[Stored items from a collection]
————

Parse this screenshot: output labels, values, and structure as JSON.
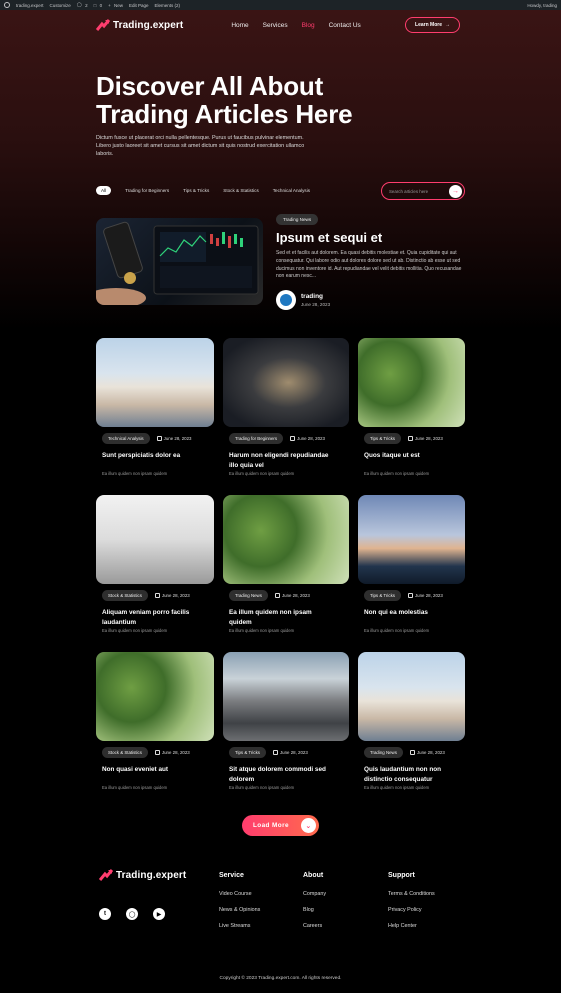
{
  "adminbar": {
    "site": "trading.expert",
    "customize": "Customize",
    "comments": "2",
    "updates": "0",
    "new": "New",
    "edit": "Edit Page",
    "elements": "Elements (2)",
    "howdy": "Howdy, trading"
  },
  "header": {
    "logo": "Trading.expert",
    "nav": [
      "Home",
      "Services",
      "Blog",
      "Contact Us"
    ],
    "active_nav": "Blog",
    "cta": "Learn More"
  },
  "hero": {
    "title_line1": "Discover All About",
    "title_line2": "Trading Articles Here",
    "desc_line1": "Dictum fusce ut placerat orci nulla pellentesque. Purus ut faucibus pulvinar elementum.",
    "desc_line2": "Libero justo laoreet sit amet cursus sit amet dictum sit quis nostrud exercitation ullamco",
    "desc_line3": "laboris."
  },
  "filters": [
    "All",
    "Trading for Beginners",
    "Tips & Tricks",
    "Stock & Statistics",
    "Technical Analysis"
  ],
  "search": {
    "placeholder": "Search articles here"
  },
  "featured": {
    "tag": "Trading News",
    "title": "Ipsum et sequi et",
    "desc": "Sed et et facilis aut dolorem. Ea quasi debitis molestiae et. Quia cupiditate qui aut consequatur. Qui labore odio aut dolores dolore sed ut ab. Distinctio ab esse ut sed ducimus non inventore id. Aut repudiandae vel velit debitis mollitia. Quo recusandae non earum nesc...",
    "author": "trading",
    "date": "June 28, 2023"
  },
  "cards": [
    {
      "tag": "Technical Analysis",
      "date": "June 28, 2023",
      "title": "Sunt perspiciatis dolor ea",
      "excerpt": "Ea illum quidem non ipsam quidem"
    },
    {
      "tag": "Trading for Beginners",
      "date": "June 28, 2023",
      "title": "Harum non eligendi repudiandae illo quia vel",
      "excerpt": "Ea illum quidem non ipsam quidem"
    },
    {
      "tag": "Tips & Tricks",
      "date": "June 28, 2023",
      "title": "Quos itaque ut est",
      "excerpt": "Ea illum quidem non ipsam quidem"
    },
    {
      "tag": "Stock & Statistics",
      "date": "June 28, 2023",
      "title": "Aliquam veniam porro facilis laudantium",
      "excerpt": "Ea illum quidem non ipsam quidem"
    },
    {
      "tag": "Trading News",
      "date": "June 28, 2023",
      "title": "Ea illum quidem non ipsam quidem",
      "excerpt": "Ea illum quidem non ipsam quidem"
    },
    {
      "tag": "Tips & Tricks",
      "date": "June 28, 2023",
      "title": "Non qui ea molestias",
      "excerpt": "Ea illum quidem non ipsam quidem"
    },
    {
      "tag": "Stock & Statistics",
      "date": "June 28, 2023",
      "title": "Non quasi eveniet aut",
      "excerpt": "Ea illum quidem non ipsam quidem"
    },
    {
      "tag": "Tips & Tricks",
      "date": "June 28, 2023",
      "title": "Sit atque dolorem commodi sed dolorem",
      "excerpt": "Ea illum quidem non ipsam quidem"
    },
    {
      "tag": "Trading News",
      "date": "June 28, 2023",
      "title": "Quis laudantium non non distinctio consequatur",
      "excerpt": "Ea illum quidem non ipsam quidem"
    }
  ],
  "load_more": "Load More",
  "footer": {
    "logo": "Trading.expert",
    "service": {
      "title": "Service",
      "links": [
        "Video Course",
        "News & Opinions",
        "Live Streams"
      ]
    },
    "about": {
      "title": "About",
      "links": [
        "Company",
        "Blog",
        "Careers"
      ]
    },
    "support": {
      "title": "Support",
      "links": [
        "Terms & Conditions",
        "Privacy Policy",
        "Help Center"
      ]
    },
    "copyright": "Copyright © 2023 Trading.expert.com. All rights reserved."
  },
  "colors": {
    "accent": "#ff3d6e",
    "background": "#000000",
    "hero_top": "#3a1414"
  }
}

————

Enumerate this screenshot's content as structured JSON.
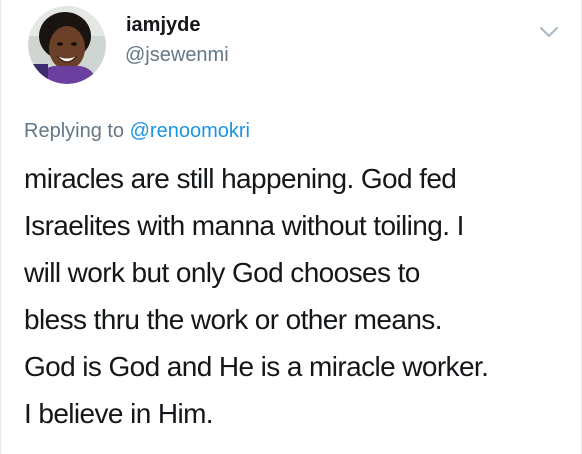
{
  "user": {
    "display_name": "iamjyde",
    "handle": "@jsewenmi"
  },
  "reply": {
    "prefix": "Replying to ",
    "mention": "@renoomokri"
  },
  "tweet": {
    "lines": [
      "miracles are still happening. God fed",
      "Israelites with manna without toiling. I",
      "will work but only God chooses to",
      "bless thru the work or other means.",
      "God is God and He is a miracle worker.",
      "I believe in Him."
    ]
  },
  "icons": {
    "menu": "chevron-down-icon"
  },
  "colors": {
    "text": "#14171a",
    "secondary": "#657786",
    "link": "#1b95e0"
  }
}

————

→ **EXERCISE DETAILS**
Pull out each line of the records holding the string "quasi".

→ **ANSWER SECTION**
    "desc": "Sed et et facilis aut dolorem. Ea quasi debitis molestiae et. Quia cupiditate qui aut consequatur. Qui labore odio aut dolores dolore sed ut ab. Distinctio ab esse ut sed ducimus non inventore id. Aut repudiandae vel velit debitis mollitia. Quo recusandae non earum nesc...",
      "title": "Non quasi eveniet aut",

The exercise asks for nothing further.